"Yet we are usually more academically qualified, often more organised, most times more hardworking and always able to juggle better," she says.
"And that's why I say you can build and drive confidence through wellbeing, because when you're fit and healthy - and you know you're looking good and you feel good about your inner and outer self - actually you'll be more able to take chances, put yourself into challenge places and expose yourself to risk. But in a positive and more empowering way."
When it comes to work/life balance, Morgan insists it's something of a mythical creature: "I think it would be dishonest for any entrepreneur or businessperson to claim that it's easy to have a work/life balance.

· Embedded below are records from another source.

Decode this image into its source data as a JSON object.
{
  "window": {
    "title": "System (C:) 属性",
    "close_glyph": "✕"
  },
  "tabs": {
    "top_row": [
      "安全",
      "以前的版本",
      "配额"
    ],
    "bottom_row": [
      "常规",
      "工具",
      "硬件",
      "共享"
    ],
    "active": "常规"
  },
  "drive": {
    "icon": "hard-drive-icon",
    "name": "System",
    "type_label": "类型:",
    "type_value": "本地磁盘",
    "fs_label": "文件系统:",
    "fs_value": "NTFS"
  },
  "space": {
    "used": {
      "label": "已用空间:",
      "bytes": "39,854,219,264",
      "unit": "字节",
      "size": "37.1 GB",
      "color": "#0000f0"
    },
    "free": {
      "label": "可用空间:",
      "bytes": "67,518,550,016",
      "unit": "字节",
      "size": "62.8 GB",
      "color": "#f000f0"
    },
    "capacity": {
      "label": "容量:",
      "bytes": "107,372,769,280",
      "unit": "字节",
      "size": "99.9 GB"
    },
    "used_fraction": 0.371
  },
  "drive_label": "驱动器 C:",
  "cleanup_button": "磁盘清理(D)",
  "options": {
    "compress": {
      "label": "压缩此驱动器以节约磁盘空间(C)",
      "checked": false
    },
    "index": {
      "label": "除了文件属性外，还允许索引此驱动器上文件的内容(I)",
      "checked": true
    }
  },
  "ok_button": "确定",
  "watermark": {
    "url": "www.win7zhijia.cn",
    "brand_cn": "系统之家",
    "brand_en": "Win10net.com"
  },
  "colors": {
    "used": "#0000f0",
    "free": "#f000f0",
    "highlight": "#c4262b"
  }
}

In fact, I simply believe that it doesn't exist."
She likens work and life to a set of weighing scales: "You have to do what's right for you. It's all about balance. Personally, I'm shit at sleeping, I'm appalling at relaxing, family time is my only other priority other than the businesses I enjoy building and the sports that I play."
But while work is high on her list of priorities, she is particularly adamant that family will always come first - something which was instilled from the beginning of her career after being "voraciously" lectured by older, male peers.

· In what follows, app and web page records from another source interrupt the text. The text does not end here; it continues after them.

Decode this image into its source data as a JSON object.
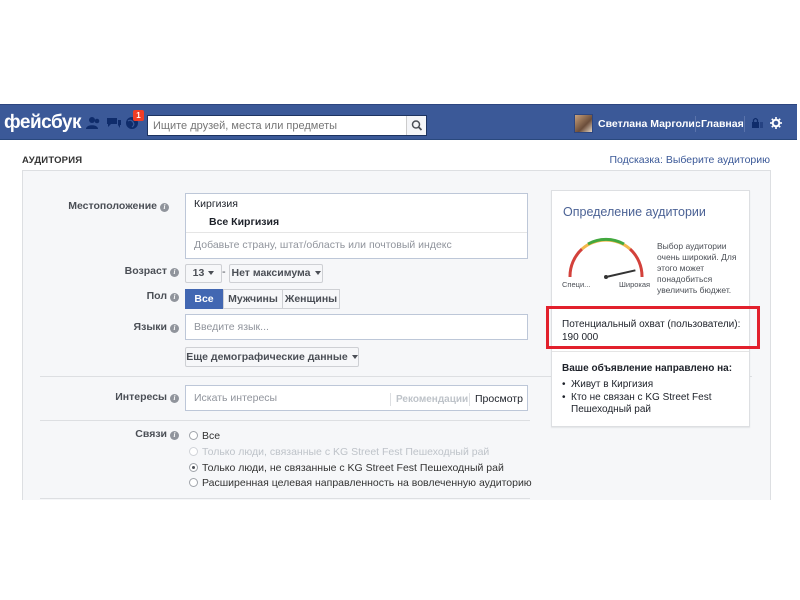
{
  "topbar": {
    "logo": "фейсбук",
    "notification_count": "1",
    "search_placeholder": "Ищите друзей, места или предметы",
    "user_name": "Светлана Марголис",
    "home_label": "Главная"
  },
  "header": {
    "section_title": "АУДИТОРИЯ",
    "hint": "Подсказка: Выберите аудиторию"
  },
  "form": {
    "location": {
      "label": "Местоположение",
      "country": "Киргизия",
      "entry": "Все Киргизия",
      "placeholder": "Добавьте страну, штат/область или почтовый индекс"
    },
    "age": {
      "label": "Возраст",
      "from": "13",
      "dash": "-",
      "to": "Нет максимума"
    },
    "gender": {
      "label": "Пол",
      "options": [
        "Все",
        "Мужчины",
        "Женщины"
      ],
      "selected": "Все"
    },
    "languages": {
      "label": "Языки",
      "placeholder": "Введите язык..."
    },
    "more_demographics": "Еще демографические данные",
    "interests": {
      "label": "Интересы",
      "placeholder": "Искать интересы",
      "recommendations": "Рекомендации",
      "browse": "Просмотр"
    },
    "connections": {
      "label": "Связи",
      "options": [
        "Все",
        "Только люди, связанные с KG Street Fest Пешеходный рай",
        "Только люди, не связанные с KG Street Fest Пешеходный рай",
        "Расширенная целевая направленность на вовлеченную аудиторию"
      ],
      "selected_index": 2
    }
  },
  "definition": {
    "title": "Определение аудитории",
    "gauge_left": "Специ...",
    "gauge_right": "Широкая",
    "gauge_level": 0.85,
    "description": "Выбор аудитории очень широкий. Для этого может понадобиться увеличить бюджет.",
    "reach_label": "Потенциальный охват (пользователи):",
    "reach_value": "190 000",
    "target_title": "Ваше объявление направлено на:",
    "targets": [
      "Живут в Киргизия",
      "Кто не связан с KG Street Fest Пешеходный рай"
    ]
  },
  "colors": {
    "topbar": "#3b5998",
    "accent": "#4267b2",
    "highlight": "#e2202c"
  }
}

And it was the best advice she was ever given: "I've never missed a sports day, I've never missed a nativity play, I always aim to be there for the important dates."
It seems strange to ask such an assertive woman if she's ever faced any obstacles relating to her gender in work or sport, but I do anyway: "In sports, I don't think I've faced anything relating to gender other than the continual annoyance that men are generally stronger and bigger. I have an older brother and it annoys me that he can hit a softball further than me."

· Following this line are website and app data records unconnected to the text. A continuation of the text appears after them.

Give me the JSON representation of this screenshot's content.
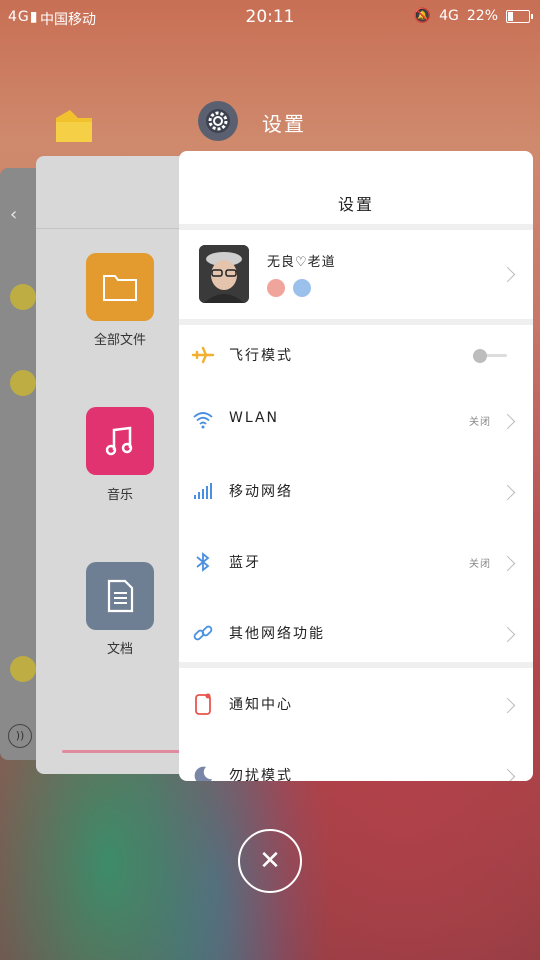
{
  "status_bar": {
    "signal": "4G",
    "carrier": "中国移动",
    "time": "20:11",
    "network": "4G",
    "battery": "22%",
    "battery_level": 0.22
  },
  "recents": {
    "active_app_title": "设置",
    "active_app_icon": "gear-icon",
    "files_card": {
      "tiles": [
        {
          "label": "全部文件",
          "icon": "folder-icon",
          "color": "#e39a2f"
        },
        {
          "label": "音乐",
          "icon": "music-note-icon",
          "color": "#e0336f"
        },
        {
          "label": "文档",
          "icon": "document-icon",
          "color": "#6f7f93"
        }
      ]
    }
  },
  "settings": {
    "title": "设置",
    "profile": {
      "name": "无良♡老道"
    },
    "rows": [
      {
        "label": "飞行模式",
        "icon": "airplane-icon",
        "status": "",
        "toggle": false
      },
      {
        "label": "WLAN",
        "icon": "wifi-icon",
        "status": "关闭"
      },
      {
        "label": "移动网络",
        "icon": "signal-bars-icon",
        "status": ""
      },
      {
        "label": "蓝牙",
        "icon": "bluetooth-icon",
        "status": "关闭"
      },
      {
        "label": "其他网络功能",
        "icon": "link-icon",
        "status": ""
      },
      {
        "label": "通知中心",
        "icon": "notification-icon",
        "status": ""
      },
      {
        "label": "勿扰模式",
        "icon": "moon-icon",
        "status": ""
      }
    ]
  },
  "colors": {
    "airplane": "#f2b02e",
    "network_blue": "#4a90e2",
    "notification_red": "#e8554e"
  }
}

On a serious, business-related note, she adds that it will always be uncomfortable for a woman to go into a room of twenty men in business. "But it will become less of a challenge the more women we can put in that room," she says.
"It's important for women to put themselves forward, not arrogantly, not like men, but as themselves. And then we can diminish those moments of discomfort."
"Overall, it's an advantage to be in the minority and to be a woman in business," she says.
"So women should milk it while they can."Suggest a correction